The grading scale for exams, project deliverables, and totalcourse points is as follows:

93% - 100%
90% - 92%
87% - 89%
83% - 86%
80% - 82%
77% - 79%
73% - 76%
70% - 72%
67% - 69%
63% - 66%
60% - 62%
0% - 59%
A
A-
B+
B
B-
C+
D
C-
D+
D
D-
F

Each student is required to submit Study Question answers for each reading.  If a student is missing more than one set, that student's final grade will be lowered one-third letter grade (i.e., one +/- step) for each missing set in excess of one.

Each student is required to submit a Peer Evaluation of his/her team members.  Failure to do so will result in a final grade deduction of one-third letter grad.  Uneven distribution of contribution revealed in Peer Evaluations within a team may result in adjustments to project and/or final grades to account for inequities.

Any questions or concerns about the grading of specific work must be brought to the attention of the instructor within one week of when the graded work is returned.

Academic Honesty

Academic dishonesty is prohibited, it is considered a violation of the OSU Student Conduct Regulations, and any instances of it will be dealt with accordingly.
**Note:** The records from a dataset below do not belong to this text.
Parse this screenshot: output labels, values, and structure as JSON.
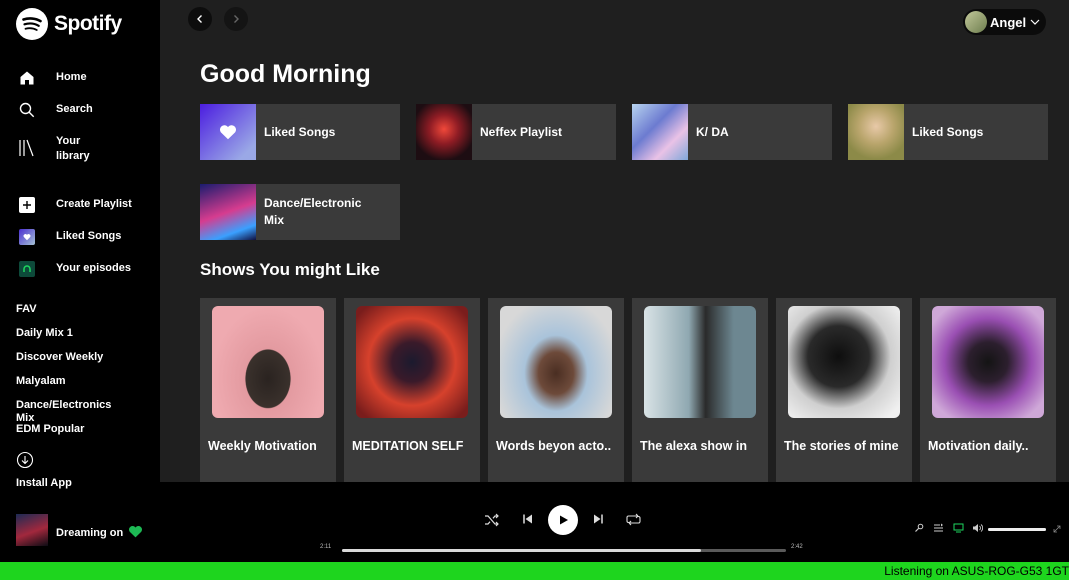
{
  "app": {
    "name": "Spotify"
  },
  "sidebar": {
    "nav": [
      {
        "label": "Home",
        "icon": "home-icon"
      },
      {
        "label": "Search",
        "icon": "search-icon"
      },
      {
        "label": "Your library",
        "icon": "library-icon"
      }
    ],
    "actions": [
      {
        "label": "Create Playlist",
        "icon": "plus-icon"
      },
      {
        "label": "Liked Songs",
        "icon": "heart-icon"
      },
      {
        "label": "Your episodes",
        "icon": "episodes-icon"
      }
    ],
    "playlists": [
      "FAV",
      "Daily Mix 1",
      "Discover Weekly",
      "Malyalam",
      "Dance/Electronics Mix",
      "EDM Popular"
    ],
    "install_label": "Install App"
  },
  "header": {
    "user_name": "Angel"
  },
  "main": {
    "greeting": "Good Morning",
    "quick_picks": [
      {
        "title": "Liked Songs"
      },
      {
        "title": "Neffex Playlist"
      },
      {
        "title": "K/ DA"
      },
      {
        "title": "Liked Songs"
      },
      {
        "title": "Dance/Electronic Mix"
      }
    ],
    "shows_heading": "Shows You might Like",
    "shows": [
      {
        "title": "Weekly Motivation"
      },
      {
        "title": "MEDITATION SELF"
      },
      {
        "title": "Words beyon acto.."
      },
      {
        "title": "The alexa show in"
      },
      {
        "title": "The stories of mine"
      },
      {
        "title": "Motivation daily.."
      }
    ]
  },
  "player": {
    "track_title": "Dreaming on",
    "elapsed": "2:11",
    "duration": "2:42",
    "progress": 0.808,
    "volume": 1.0
  },
  "status_bar": {
    "text": "Listening on ASUS-ROG-G53 1GT"
  },
  "colors": {
    "accent": "#1ed51e",
    "liked": "#1db954"
  }
}
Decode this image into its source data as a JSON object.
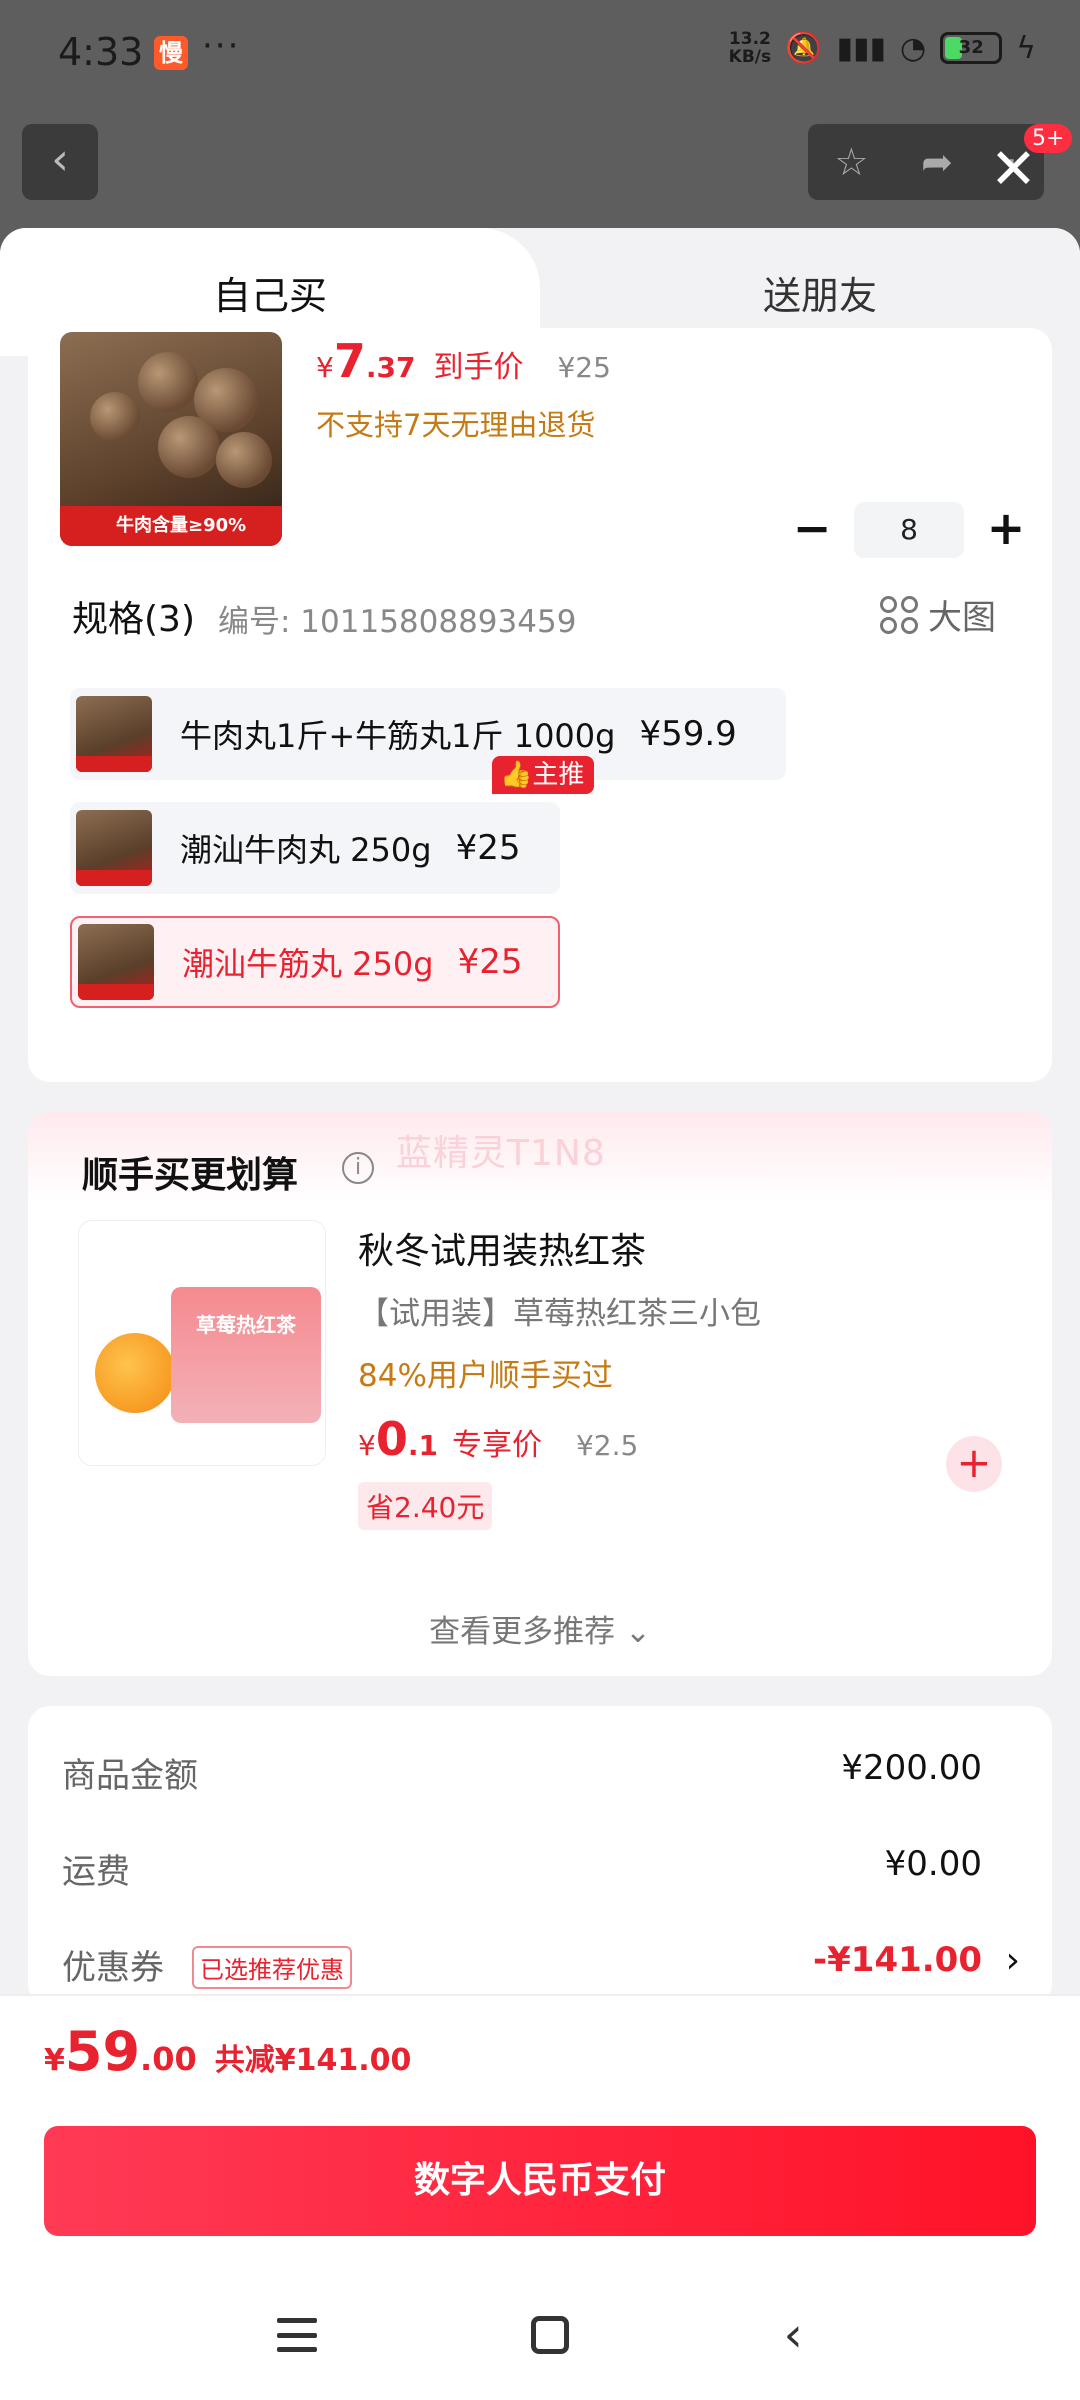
{
  "status_bar": {
    "time": "4:33",
    "app_icon_text": "慢",
    "more_dots": "···",
    "net_speed_value": "13.2",
    "net_speed_unit": "KB/s",
    "battery": "32",
    "icons": [
      "mute-icon",
      "signal-5g-icon",
      "wifi-icon",
      "battery-icon",
      "charging-icon"
    ]
  },
  "top_nav": {
    "badge": "5+"
  },
  "tabs": {
    "self": "自己买",
    "friend": "送朋友"
  },
  "product": {
    "price_yen": "¥",
    "price_int": "7",
    "price_dec": ".37",
    "price_label": "到手价",
    "original_price": "¥25",
    "notice": "不支持7天无理由退货",
    "thumb_banner": "牛肉含量≥90%",
    "quantity": "8"
  },
  "spec": {
    "title": "规格(3)",
    "code": "编号: 10115808893459",
    "big_image": "大图",
    "recommend_badge": "主推",
    "variants": [
      {
        "name": "牛肉丸1斤+牛筋丸1斤 1000g",
        "price": "¥59.9"
      },
      {
        "name": "潮汕牛肉丸 250g",
        "price": "¥25"
      },
      {
        "name": "潮汕牛筋丸 250g",
        "price": "¥25"
      }
    ]
  },
  "addon": {
    "watermark": "蓝精灵T1N8",
    "title": "顺手买更划算",
    "info": "i",
    "bag_text": "草莓热红茶",
    "name": "秋冬试用装热红茶",
    "desc": "【试用装】草莓热红茶三小包",
    "buy_rate": "84%用户顺手买过",
    "price_yen": "¥",
    "price_int": "0",
    "price_dec": ".1",
    "price_label": "专享价",
    "original_price": "¥2.5",
    "save": "省2.40元",
    "add": "+",
    "more": "查看更多推荐"
  },
  "summary": {
    "goods_label": "商品金额",
    "goods_value": "¥200.00",
    "shipping_label": "运费",
    "shipping_value": "¥0.00",
    "coupon_label": "优惠券",
    "coupon_tag": "已选推荐优惠",
    "coupon_value": "-¥141.00"
  },
  "footer": {
    "total_yen": "¥",
    "total_int": "59",
    "total_dec": ".00",
    "reduction": "共减¥141.00",
    "pay_button": "数字人民币支付"
  },
  "colors": {
    "accent": "#e8222f",
    "warning_text": "#c67a13",
    "pay_gradient_start": "#ff3a55",
    "pay_gradient_end": "#ff1228"
  }
}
It includes cheating - the intentional use of unauthorized materials, information, or study aids; fabrication - falsification or invention of any information; assisting - helping another commit an act of academic dishonesty; and plagiarism - intentionally or knowingly representing the words or ideas of another person as one's own. Any questions regarding academic dishonesty should be referred to the instructor or to OSU's Student Conduct and Community Standards office.

Schedule (subject to change)

Week/Day
Readings
Topics
Work Due
Week 1



Tue 3 Apr
Text Chapter 1, C-Section Facilitator
Introductions, Human-Machine Systems Engineering, Project Options

Wed 4 Apr


Project Preferences (by e-mail)
Thu 5 Apr
Chapter 2
Systems and Systems Engineering
Study Questions
Study Question Answers
Fri 6 Apr
time TBD
BAT 045
IDEF0 (Wikip)
IDEF0 (NIST)
Good Reqts
IDEF0 Modeling and Requirements Engineering Review (optional)

Week 2



Tue 10 Apr
Chapter 3 Standards, Codes, Specifications, and Other Work Products
Study Questions
Study Question Answers
Thu 12 Apr

Progress Reports Progress Report 1: Background Literature, Operational Concept Statement
Week 3



Tue 17 Apr
Chapter 4

Human Factors Methods
Study Questions


Study Question Answers
Thu 19 Apr

Progress Reports Progress Report 2: IDEF0 Model V1, Requirements V1
Week 4



Tue 24 Apr
Task Analysis article (handout) Task Analysis
Study Questions


Study Question Answers
Thu 26 Apr

Progress Reports
Progress Report 3: IDEF0 Model V2, Supplemental Analysis, Requirements V2
Week 5



Tue 1 May
Chapter 5 Human Physical Characteristics
Study Questions


Study Question Answers
Thu 3 May

Midterm Examination

Week 6



Tue 8 May
Chapter 6 Human Mental Characteristic
Study Questions


Study Question Answers
Thu 10 May

Progress Reports Progress Report 4: Design V1
Week 7



Tue 15 May
Chapter 7 Personnel Selection and Training
Study Questions
Study Question Answers
Thu 17 May

Progress Reports Progress Report 5: Design V2
Week 8



Tue 22 May
Chapter 8 System Requirements
Study Questions
Study Question Answers
Thu 24 May

Progress Reports Oral Progress Report 6: Design V3
Week 9



Tue 29 May
See Study Questions Human Factors Test and Evaluation
Study Questions
Study Question Answers
(submit as team)
Thu 31 May

TBA

Week 10



Tue 5 Jun
See Study Questions Procedure Design
Study Questions

Thu 7 Jun
Chapter 9
Final Report Presentations
Summary and Review
Final Report, Final Mockup/Prototype
Finals Week



Wed 13 Jun

Final exam at 1200

Resources


Human Factors and Ergonomics Society Membership

Students who are interested in human factors engineering and research as a possible career are encouraged to join the Human Factors and Ergonomics Society as student affiliates. The annual student fee of $35 is a bargain. The instructor is a member and would be happy to endorse student applications.


Description | Learning Outcomes | Instructor | Readings | Class Meetings | HMSE Project Exams | GradingAcademic Honesty | Schedule | Resources | HFES

Revised 29 May 2012